» **DIRECTIONS FOR THIS TASK**
Lines in the records below that contain the word "Gravatar" must each be copied.
Start of DATA TO EXAMINE
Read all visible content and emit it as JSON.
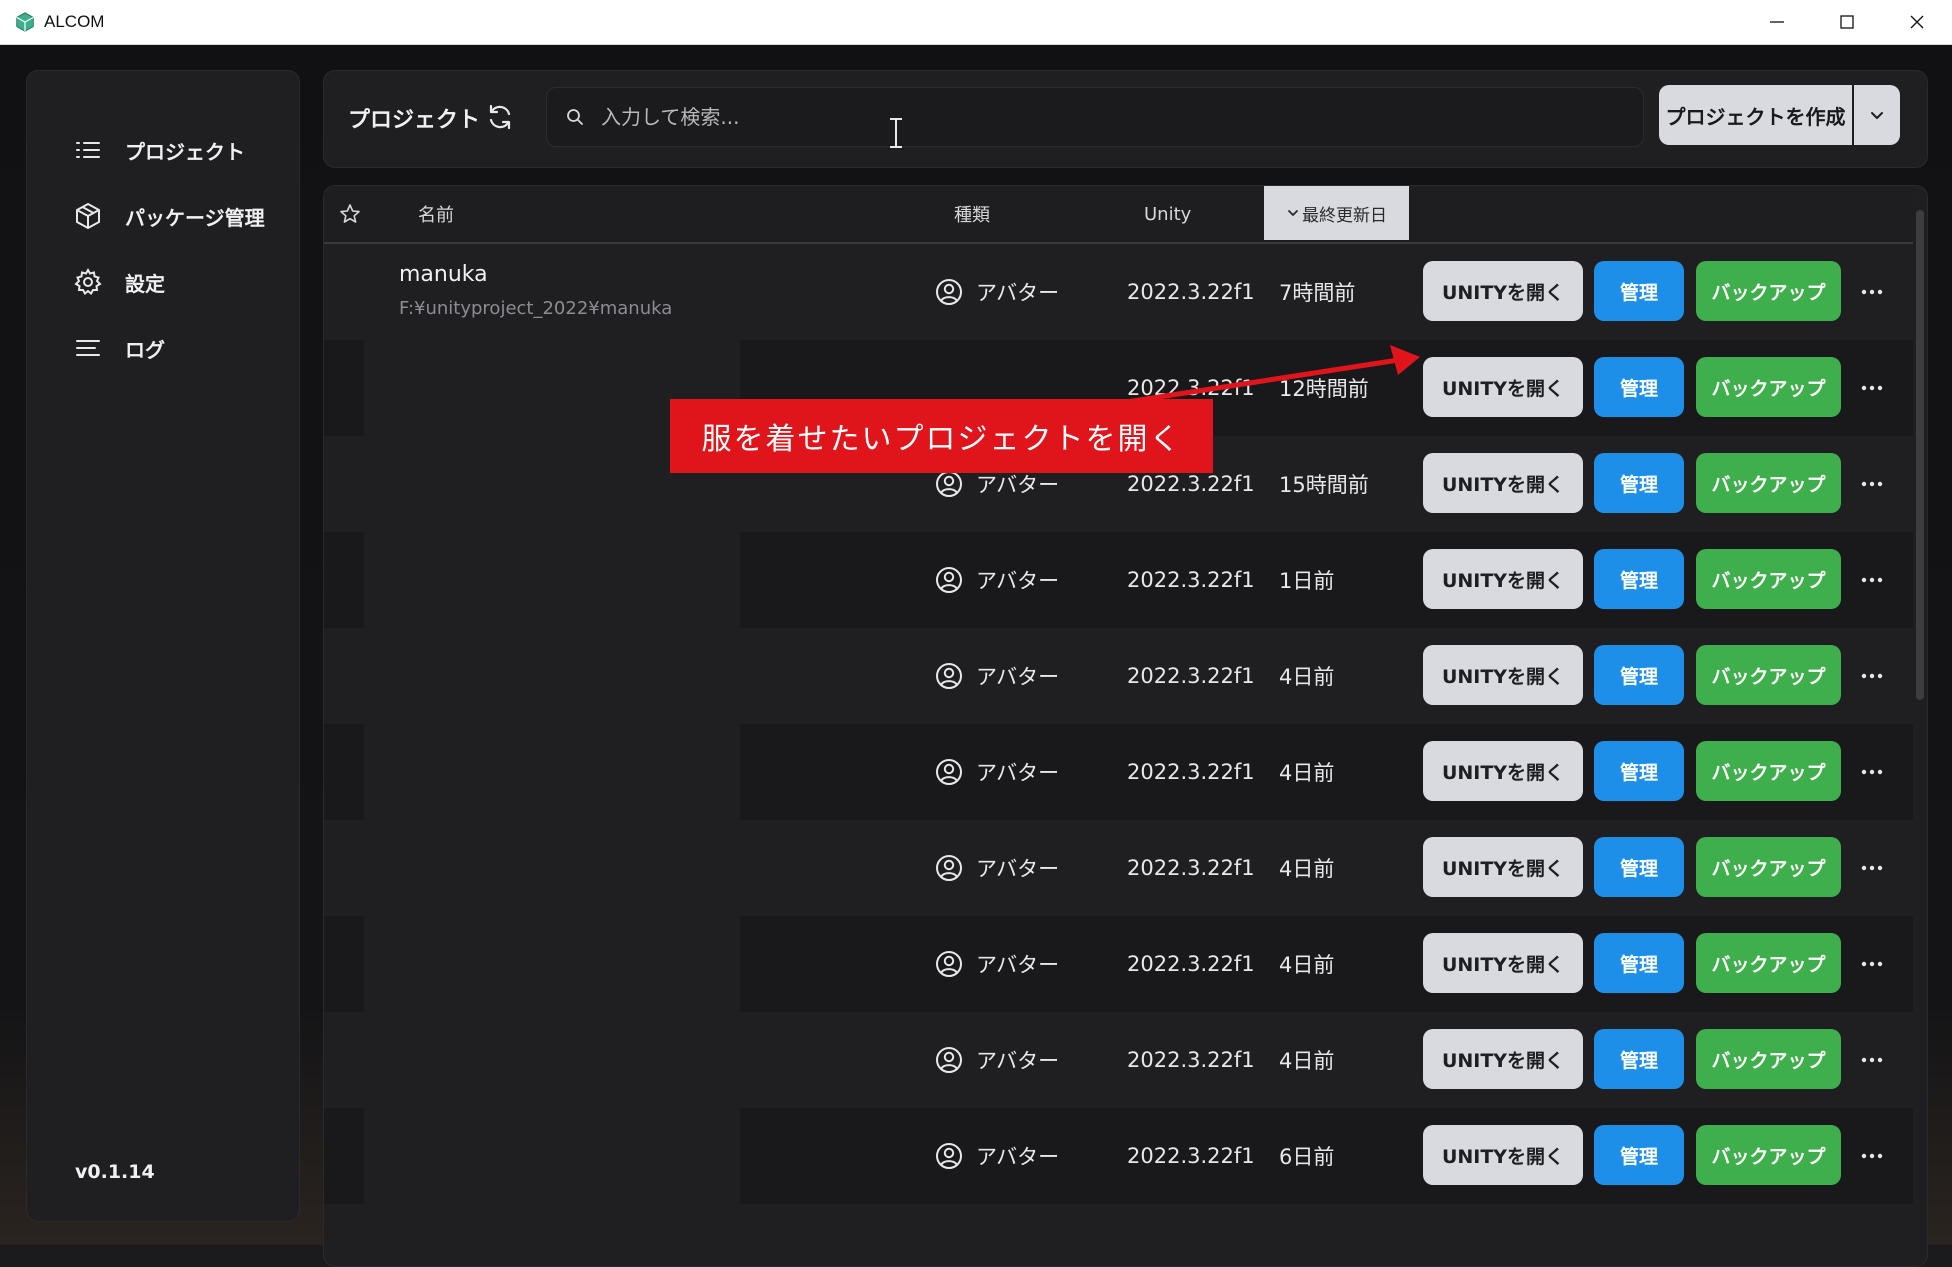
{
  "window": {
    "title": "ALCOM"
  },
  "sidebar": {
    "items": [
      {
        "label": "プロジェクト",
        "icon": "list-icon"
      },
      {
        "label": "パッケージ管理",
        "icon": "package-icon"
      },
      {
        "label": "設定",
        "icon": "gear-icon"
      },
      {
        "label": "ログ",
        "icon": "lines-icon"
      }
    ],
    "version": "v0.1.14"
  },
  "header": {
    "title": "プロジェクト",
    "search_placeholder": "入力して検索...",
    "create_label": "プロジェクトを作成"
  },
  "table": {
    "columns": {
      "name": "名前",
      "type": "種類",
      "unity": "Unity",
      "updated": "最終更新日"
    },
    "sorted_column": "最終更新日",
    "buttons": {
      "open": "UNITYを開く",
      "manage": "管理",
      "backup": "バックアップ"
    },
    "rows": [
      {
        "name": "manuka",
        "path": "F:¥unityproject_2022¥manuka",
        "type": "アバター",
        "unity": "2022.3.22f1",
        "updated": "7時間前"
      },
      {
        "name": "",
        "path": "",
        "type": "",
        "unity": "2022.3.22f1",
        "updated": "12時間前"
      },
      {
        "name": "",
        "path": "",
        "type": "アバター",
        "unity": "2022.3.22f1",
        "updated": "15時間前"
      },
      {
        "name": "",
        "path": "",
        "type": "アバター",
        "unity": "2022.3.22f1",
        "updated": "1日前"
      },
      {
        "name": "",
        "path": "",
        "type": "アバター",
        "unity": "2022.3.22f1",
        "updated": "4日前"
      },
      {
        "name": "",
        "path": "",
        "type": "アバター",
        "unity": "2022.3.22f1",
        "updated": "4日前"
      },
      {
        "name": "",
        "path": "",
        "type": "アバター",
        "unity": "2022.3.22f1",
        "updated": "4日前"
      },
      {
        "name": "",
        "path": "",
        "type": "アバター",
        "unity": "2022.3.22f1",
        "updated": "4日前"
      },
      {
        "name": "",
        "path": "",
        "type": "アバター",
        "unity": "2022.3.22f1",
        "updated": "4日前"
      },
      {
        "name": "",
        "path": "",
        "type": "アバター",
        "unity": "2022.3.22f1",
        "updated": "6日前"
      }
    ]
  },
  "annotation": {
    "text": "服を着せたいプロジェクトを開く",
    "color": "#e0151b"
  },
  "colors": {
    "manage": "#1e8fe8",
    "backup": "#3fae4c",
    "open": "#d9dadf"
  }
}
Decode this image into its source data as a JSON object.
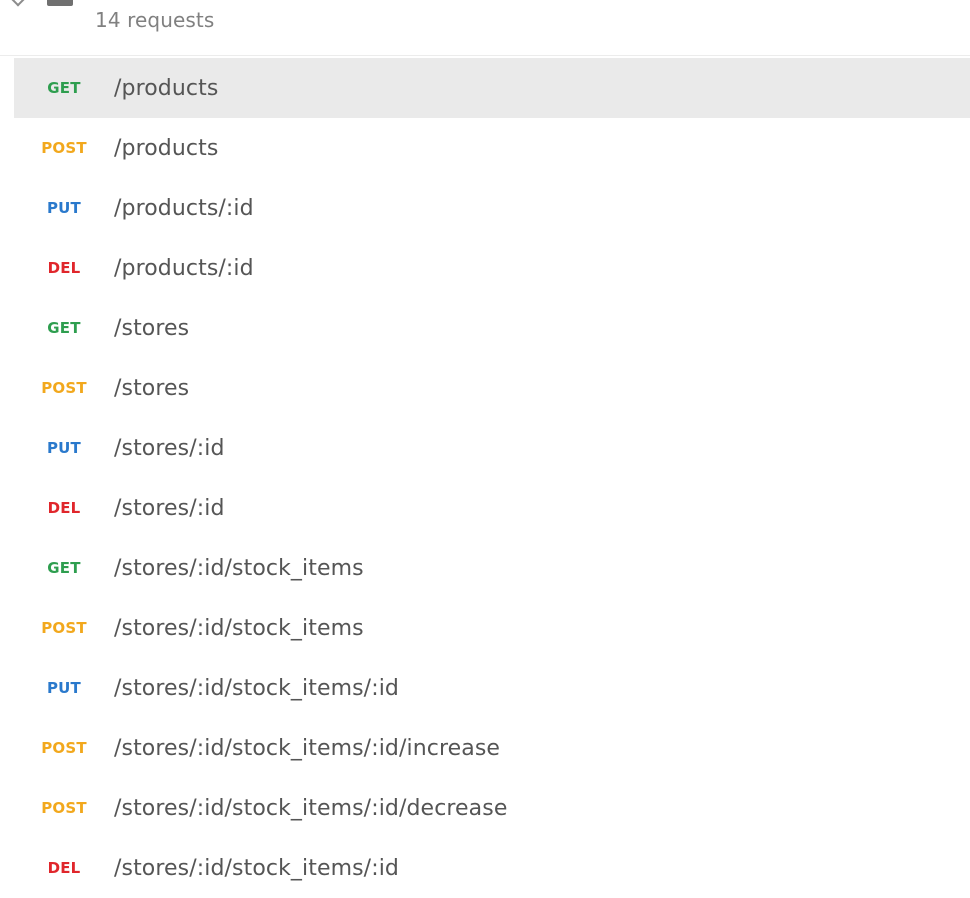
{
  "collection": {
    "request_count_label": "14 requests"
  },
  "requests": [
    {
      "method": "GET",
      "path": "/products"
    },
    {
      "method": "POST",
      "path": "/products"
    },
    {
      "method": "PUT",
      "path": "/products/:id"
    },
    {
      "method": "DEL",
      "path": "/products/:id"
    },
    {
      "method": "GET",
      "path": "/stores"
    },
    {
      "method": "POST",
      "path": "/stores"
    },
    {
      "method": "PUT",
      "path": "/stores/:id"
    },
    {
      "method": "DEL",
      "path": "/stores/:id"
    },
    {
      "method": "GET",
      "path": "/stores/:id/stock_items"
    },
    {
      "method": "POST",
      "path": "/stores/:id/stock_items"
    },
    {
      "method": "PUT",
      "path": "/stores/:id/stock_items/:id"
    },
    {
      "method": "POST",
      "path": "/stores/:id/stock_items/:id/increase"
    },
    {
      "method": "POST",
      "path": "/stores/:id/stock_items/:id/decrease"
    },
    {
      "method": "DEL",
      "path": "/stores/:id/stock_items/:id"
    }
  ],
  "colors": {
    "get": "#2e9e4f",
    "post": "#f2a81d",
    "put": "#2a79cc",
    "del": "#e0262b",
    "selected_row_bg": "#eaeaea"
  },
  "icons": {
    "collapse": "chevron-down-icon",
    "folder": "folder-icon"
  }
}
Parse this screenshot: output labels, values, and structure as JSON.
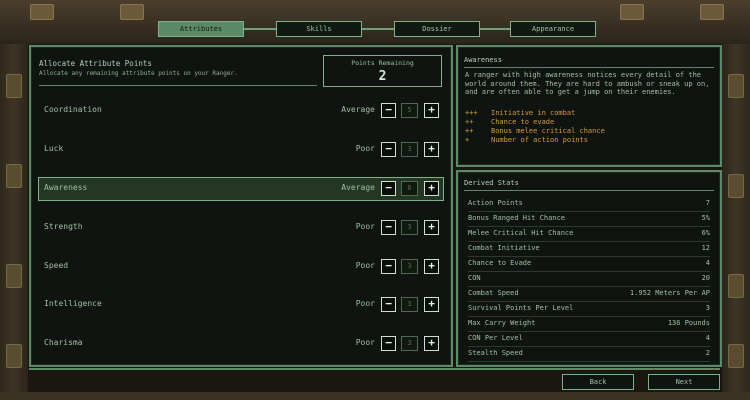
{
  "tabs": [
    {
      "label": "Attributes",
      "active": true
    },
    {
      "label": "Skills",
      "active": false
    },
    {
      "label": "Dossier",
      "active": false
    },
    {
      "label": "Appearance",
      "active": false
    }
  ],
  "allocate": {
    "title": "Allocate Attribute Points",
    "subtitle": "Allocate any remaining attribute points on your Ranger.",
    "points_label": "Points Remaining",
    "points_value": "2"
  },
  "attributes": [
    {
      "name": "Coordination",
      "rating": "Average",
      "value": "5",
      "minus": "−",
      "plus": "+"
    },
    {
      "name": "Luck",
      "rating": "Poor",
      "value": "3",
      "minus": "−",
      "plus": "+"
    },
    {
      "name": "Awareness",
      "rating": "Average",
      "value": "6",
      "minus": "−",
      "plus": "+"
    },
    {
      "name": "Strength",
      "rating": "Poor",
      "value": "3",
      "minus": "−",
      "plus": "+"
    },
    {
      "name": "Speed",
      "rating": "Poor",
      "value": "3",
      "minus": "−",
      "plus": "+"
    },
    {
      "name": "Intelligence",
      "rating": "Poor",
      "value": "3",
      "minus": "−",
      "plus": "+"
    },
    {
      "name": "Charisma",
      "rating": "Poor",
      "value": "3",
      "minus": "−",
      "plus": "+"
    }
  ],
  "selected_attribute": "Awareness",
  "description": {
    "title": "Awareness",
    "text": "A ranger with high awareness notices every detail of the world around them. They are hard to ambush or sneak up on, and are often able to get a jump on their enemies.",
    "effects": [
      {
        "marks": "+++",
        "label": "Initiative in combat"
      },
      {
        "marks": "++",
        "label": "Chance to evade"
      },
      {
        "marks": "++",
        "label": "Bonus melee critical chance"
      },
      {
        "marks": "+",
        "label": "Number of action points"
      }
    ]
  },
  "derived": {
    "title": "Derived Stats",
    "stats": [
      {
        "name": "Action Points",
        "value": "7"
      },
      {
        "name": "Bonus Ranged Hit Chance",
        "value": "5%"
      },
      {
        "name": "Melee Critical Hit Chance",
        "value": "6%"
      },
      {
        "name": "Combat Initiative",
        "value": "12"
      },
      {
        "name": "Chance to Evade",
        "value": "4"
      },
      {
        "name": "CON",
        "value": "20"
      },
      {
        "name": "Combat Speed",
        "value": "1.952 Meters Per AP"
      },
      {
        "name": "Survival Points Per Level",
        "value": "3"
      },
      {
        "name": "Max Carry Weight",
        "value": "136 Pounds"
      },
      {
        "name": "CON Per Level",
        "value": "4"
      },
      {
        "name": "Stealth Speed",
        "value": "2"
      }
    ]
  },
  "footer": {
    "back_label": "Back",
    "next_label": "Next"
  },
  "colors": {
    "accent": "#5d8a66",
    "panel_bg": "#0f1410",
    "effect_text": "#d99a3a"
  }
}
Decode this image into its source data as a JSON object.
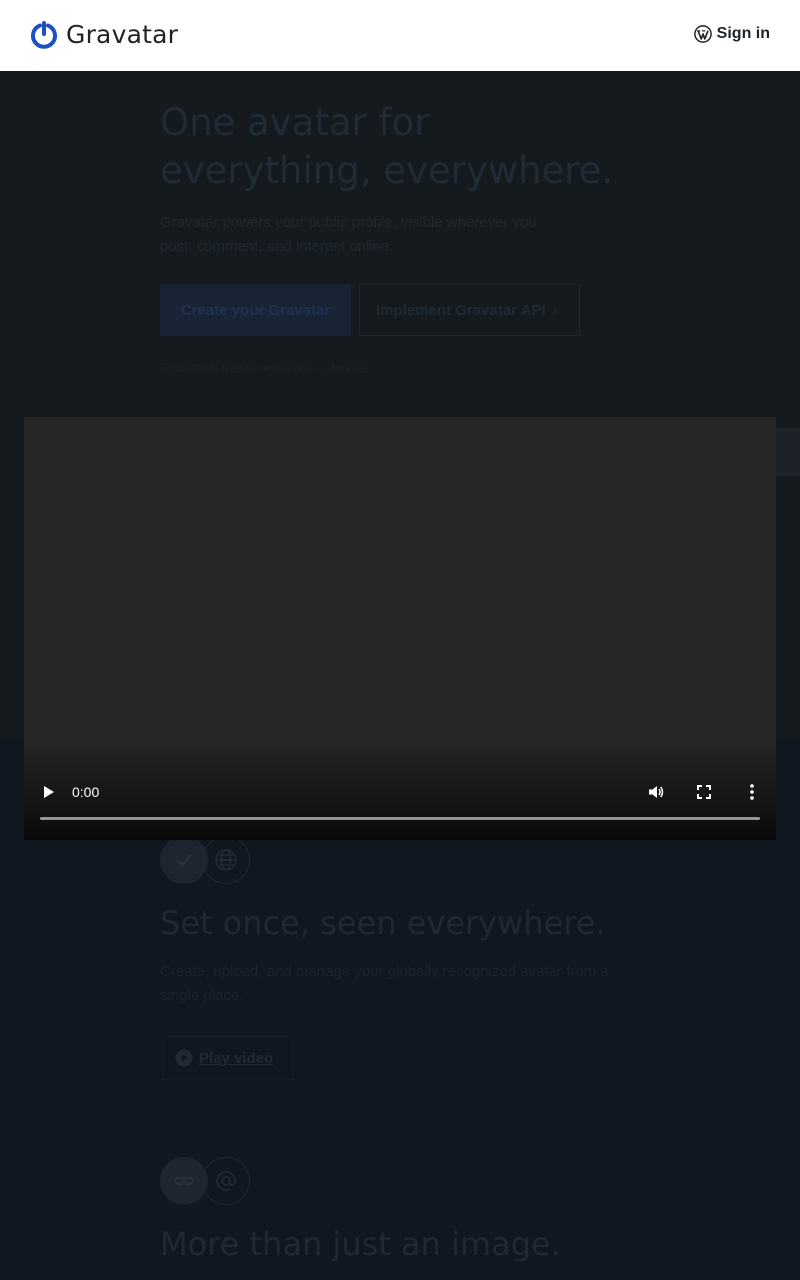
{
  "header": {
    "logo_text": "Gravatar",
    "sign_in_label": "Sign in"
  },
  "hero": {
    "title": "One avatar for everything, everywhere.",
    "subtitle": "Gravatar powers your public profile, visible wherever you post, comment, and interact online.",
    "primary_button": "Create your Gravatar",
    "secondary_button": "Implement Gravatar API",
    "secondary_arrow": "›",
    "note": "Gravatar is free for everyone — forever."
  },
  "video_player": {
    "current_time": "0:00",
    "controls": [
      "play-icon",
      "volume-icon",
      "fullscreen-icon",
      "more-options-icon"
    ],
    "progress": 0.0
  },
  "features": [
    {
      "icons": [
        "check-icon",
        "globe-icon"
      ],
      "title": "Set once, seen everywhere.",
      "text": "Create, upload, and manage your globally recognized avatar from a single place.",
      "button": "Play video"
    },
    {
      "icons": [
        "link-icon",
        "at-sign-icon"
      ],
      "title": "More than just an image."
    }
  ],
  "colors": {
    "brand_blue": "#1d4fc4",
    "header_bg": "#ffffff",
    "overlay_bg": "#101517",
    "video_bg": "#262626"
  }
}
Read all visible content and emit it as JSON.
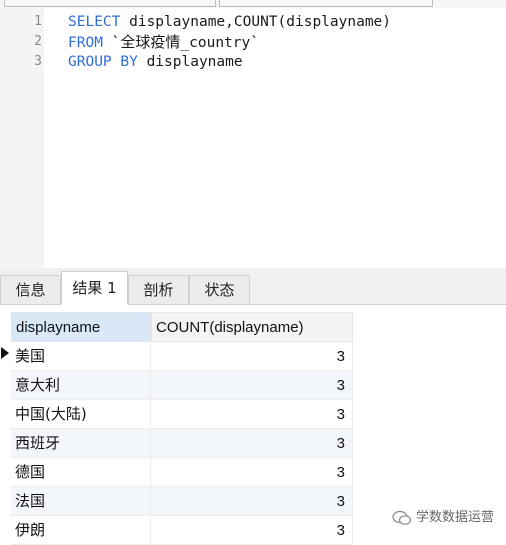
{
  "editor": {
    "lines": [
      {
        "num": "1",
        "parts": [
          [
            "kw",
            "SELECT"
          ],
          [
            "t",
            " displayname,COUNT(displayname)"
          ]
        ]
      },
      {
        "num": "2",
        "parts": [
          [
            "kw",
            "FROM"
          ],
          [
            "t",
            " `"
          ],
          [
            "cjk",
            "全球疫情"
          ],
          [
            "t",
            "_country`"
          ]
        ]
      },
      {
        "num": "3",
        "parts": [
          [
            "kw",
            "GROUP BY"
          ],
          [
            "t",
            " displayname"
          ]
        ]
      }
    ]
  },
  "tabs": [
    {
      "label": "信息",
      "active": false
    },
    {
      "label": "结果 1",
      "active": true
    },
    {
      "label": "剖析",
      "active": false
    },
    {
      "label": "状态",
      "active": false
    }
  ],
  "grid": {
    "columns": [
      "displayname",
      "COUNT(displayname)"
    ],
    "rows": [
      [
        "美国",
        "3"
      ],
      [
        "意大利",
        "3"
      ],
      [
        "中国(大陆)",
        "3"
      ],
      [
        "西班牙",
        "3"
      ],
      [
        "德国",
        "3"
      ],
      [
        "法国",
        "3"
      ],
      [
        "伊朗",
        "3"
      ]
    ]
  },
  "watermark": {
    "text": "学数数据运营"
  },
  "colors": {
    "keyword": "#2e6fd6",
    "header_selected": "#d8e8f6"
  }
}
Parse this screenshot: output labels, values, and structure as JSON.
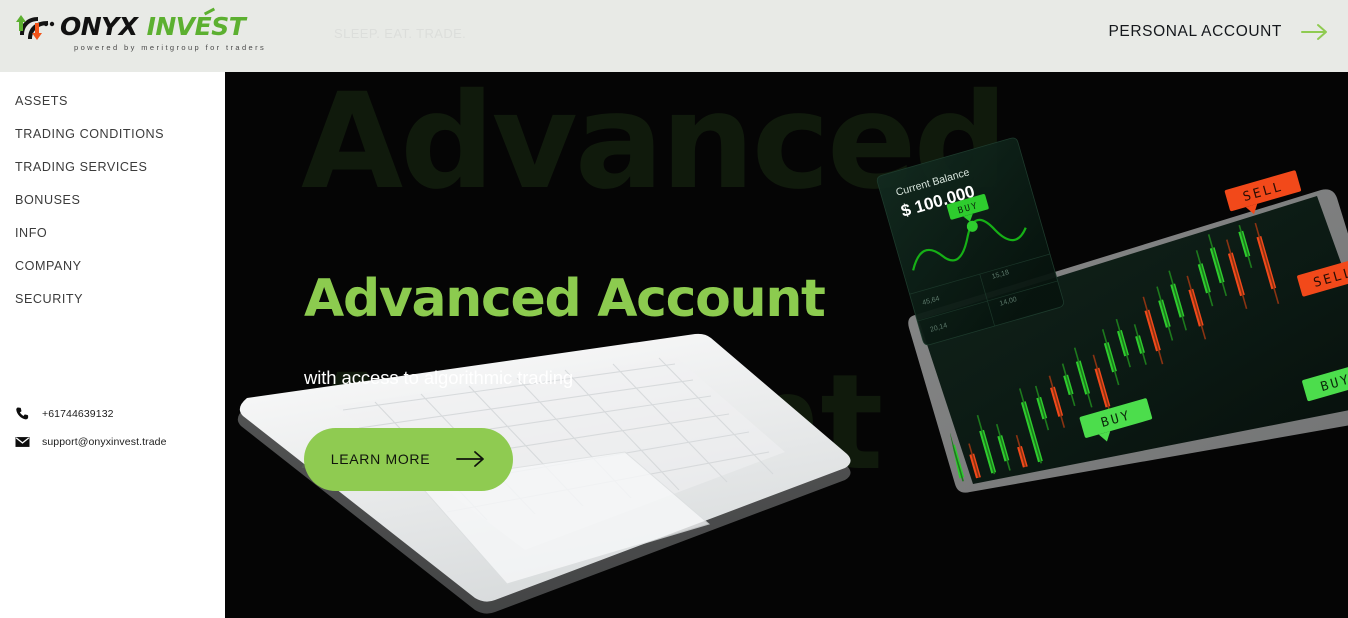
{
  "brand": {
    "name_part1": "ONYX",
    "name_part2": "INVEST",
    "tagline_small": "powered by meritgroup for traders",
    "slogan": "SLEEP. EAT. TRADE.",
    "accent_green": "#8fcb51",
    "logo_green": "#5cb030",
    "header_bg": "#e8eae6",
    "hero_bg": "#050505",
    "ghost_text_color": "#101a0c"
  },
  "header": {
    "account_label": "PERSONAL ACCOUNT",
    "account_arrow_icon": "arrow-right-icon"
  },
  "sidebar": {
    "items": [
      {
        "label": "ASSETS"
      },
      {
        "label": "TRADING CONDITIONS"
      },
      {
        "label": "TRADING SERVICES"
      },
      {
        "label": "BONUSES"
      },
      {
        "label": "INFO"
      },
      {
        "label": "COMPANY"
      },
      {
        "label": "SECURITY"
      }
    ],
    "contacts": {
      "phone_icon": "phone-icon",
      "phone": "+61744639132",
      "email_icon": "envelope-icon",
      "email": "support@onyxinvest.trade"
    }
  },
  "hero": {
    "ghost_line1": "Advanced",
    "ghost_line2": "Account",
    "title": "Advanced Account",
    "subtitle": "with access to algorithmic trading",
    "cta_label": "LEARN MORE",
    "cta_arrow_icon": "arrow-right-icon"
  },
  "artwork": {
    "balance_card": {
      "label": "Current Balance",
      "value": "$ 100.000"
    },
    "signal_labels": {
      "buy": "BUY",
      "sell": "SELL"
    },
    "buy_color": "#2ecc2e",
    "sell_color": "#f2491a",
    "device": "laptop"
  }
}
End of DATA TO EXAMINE
» **RESPONSE TO THIS EXERCISE**
    "logo_text": "Gravatar",
    "subtitle": "Gravatar powers your public profile, visible wherever you post, comment, and interact online.",
    "primary_button": "Create your Gravatar",
    "secondary_button": "Implement Gravatar API",
    "note": "Gravatar is free for everyone — forever."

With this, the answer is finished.